RAW DATA Block Start

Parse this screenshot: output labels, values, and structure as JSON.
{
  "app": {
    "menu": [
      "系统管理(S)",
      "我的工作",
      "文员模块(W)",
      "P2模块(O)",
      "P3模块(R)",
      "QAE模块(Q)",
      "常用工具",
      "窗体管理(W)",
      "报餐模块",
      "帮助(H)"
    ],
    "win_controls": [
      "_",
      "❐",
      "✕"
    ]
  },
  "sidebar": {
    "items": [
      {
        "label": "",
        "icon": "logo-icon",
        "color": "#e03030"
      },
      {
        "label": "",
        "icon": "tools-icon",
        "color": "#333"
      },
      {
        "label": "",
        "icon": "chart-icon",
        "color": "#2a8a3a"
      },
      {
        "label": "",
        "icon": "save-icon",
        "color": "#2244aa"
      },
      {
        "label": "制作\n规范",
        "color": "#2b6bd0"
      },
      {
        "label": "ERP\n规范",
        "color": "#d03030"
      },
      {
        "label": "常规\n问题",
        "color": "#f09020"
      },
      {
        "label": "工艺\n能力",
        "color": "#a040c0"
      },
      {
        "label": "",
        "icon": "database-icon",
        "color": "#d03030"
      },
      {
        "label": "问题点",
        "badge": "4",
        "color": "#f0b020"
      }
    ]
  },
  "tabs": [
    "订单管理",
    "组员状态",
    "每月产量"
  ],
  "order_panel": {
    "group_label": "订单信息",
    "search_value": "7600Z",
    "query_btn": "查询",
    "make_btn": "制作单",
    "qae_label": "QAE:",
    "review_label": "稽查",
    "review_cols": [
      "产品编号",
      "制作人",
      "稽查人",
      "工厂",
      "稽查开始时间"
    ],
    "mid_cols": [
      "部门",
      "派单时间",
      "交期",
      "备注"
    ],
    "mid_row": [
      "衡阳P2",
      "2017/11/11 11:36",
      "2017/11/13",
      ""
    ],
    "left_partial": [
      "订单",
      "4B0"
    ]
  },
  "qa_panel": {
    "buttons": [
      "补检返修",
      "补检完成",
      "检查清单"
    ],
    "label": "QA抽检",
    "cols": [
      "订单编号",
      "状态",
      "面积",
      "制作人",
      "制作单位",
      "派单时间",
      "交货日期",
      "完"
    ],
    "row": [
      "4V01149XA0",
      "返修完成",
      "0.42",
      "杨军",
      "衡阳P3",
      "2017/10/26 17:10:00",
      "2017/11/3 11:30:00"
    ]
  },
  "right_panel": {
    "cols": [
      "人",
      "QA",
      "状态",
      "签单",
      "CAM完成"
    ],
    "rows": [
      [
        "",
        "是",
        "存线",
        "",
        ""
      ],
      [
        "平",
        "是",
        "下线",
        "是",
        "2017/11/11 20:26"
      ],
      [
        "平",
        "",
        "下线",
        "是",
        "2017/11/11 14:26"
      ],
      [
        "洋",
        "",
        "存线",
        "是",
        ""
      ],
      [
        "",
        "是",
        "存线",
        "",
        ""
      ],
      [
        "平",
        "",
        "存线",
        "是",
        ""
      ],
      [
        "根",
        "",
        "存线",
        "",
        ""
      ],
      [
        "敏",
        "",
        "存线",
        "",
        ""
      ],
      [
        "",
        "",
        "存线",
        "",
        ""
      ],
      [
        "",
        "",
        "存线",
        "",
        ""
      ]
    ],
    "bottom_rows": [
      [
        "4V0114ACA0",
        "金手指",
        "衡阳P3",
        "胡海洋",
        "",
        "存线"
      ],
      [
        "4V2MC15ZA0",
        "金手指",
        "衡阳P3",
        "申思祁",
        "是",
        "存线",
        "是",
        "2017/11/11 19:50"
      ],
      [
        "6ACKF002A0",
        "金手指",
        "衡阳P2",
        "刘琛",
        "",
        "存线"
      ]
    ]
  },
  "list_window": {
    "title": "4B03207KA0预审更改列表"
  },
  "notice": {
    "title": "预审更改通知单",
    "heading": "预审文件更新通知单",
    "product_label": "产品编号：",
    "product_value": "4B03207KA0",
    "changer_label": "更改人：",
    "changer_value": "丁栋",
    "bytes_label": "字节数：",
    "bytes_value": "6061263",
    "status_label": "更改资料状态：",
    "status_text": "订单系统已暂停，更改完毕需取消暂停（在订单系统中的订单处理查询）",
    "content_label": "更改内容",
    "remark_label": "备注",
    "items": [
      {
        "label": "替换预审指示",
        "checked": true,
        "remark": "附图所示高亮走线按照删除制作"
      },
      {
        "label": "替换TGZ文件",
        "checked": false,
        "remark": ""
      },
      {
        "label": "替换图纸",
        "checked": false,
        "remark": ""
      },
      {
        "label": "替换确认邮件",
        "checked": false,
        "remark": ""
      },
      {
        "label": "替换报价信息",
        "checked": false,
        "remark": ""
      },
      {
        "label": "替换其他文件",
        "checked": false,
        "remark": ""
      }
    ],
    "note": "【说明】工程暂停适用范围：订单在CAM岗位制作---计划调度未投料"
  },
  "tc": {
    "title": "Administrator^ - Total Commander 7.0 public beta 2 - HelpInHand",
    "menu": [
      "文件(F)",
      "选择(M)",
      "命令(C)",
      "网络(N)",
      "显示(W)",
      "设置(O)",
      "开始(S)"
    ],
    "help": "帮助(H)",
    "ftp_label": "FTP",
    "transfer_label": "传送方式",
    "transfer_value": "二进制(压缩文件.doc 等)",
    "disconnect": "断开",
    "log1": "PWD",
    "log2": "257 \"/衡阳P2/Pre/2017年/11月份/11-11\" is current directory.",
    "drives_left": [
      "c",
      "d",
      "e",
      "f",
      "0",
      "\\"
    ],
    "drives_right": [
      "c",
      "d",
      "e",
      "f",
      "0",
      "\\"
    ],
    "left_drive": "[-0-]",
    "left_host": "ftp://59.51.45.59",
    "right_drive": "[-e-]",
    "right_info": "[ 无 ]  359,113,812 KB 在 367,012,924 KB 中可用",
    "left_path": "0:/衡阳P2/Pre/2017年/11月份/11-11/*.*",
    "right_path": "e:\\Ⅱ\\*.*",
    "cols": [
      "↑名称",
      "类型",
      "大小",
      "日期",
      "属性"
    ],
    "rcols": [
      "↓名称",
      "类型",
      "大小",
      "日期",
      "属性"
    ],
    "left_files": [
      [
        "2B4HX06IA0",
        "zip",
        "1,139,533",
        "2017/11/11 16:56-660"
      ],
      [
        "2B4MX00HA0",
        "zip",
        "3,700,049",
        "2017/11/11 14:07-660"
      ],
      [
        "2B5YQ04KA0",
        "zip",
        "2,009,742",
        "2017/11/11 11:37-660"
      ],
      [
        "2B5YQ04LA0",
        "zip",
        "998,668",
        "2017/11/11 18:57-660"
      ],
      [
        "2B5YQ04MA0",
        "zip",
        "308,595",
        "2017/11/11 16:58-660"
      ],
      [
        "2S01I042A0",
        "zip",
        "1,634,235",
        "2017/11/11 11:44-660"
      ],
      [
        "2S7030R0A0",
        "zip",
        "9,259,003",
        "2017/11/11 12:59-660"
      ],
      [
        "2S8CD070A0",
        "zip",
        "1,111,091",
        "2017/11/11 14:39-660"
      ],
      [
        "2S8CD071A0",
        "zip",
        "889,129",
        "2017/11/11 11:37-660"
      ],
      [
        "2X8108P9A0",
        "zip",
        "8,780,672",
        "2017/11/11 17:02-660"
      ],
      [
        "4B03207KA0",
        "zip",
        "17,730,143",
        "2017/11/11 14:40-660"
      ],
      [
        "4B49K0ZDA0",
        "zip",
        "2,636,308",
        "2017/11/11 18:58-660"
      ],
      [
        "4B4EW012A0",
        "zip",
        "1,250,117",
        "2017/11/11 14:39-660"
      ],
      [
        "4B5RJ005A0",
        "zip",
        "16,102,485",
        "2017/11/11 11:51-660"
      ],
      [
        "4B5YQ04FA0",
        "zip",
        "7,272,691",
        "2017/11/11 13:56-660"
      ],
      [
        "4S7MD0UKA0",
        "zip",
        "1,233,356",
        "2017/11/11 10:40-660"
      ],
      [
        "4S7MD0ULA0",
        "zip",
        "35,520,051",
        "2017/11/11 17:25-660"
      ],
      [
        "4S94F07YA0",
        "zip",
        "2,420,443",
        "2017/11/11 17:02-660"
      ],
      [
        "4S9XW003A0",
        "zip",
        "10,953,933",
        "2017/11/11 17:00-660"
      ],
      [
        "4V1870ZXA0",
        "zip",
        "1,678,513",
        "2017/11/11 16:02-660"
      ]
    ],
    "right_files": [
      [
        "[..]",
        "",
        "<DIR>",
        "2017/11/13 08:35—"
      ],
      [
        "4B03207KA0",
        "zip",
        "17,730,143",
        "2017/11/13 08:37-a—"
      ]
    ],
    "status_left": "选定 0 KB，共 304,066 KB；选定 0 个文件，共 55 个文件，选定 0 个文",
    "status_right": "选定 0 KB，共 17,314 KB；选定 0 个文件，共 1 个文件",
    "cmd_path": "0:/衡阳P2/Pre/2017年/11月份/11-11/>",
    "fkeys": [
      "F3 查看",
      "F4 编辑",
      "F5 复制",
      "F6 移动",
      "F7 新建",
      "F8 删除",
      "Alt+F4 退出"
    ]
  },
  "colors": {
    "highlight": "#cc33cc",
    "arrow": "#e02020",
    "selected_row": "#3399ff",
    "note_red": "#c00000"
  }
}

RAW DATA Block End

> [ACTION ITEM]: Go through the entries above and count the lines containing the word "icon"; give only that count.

> [SOLUTION TO THE PROBLEM]: 5